Planning My Day and Treatment Sessions
I typically plan my sessions very methodically time-wise so that once I finish with the first session, I can head straight to my next session and begin. I follow the same steps in regard to washing my hands and speaking with the parent prior to working with the child. My next child is older and higher functioning than my first child, so I brought my bag of activities and toys for higher skills. I tend to also make sure to print and bring a worksheet for this client, often seasonal or holiday appropriate.
For this child I like to start my sessions with a warm up strengthening activity. I often assist the child in completing adapted sit ups in order to reach and grab a puzzle piece of small item to containerize. Playdoh is also a staple in my sessions with this child, whether it is cutting it, rolling it or ripping it, it is one of my favorite hand strengthening tools! These children are young and their attention spans are often shorter than older children so I find that implementing a small obstacle course when completing either a hand strengthening or visual motor activity is a great tool in order to maintain the child’s attention.
My last session of the day is a teletherapy session so I am able to head home at this point. I find it important to text the parent either the day before or a few hours before the teletherapy session and give them a list of materials that would be helpful for them to have. This sense of preparedness makes it easier for both myself and the parent during these sessions. Most of the materials that I request are simple household items.
This is where the creativity of being an early intervention occupational therapist really shines through. With my teletherapy case, I walk the parents through setting up the activity and make sure that they are there to assist the child and also monitor the child for safety. Some teletherapy activities that I do with this child include using tongs or tweezers to pick up items, place cheerios or beads onto string or rods and of course more playdough activities if it is available. I walk the parents through how to fix the child’s grasp during coloring activities and have them assist the child in holding the scissors in the proper “thumbs up” position. Teletherapy sessions really focus on parent education and teaching parents how and why we do certain activities.
Wrapping Up the Day with Notes
After I am finished with the treatment sessions, I typically complete my documentation and billing.

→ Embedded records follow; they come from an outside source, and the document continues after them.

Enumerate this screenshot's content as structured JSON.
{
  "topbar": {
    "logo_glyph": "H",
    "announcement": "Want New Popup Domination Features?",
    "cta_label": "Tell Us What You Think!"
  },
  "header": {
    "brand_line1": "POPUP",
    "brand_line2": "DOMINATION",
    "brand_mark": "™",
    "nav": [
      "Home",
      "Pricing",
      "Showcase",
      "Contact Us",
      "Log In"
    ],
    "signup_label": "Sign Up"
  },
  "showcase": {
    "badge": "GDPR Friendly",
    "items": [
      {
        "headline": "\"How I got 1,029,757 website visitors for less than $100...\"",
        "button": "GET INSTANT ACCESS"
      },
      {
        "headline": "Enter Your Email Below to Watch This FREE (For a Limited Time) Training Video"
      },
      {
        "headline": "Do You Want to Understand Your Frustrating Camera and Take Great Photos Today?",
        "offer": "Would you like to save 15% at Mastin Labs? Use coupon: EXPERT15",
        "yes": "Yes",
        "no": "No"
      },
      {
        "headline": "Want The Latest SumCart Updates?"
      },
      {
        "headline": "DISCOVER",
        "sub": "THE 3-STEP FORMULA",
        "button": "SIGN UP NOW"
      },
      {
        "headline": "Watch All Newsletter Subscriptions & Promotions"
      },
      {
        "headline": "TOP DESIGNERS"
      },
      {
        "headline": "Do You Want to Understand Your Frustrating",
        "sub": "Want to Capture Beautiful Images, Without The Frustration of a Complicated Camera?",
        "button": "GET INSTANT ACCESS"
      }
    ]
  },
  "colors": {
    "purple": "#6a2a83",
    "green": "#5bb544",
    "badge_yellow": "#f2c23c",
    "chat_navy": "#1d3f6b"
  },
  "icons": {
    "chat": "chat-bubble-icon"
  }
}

Each agency has their own requirements and process for this, some are handwritten and others are completed in online portals. The most important part of the paperwork aspect is getting a signature from the parent after each session. I try to keep my documentation concise and informative. At times, billing, documentation and progress reports can feel overwhelming but I find that time management is key to keeping it all under control.
At first, I was hesitant to take the jump and begin to work in early intervention. It was new to me, the children are young and it is a different process than most school-based occupational therapy jobs and what I had been comfortable with. However, I have had nothing short of a great experience. I have gotten the opportunity to get to know and help so many families.
Since you are in the home and working with the child right alongside the families, it allows you to really form a positive therapeutic connection with not only the child but their family support system as well.
If you are thinking about taking the next step and looking into taking on early intervention cases, I would highly recommend it!
Want More OT Day in the Life Articles? Check out the full series:
A Day in the Life of an OT Student
A Day in the Life of an Acute Care Occupational Therapist
A Day in the Life of a SNF Occupational Therapist
A Day In The Life of an Inpatient Rehab Occupational Therapist
A Day in the Life of an Outpatient Hand Therapist
A Day in the Life of an Outpatient Neuro Occupational Therapist
I enjoyed reading your blog. Thank you.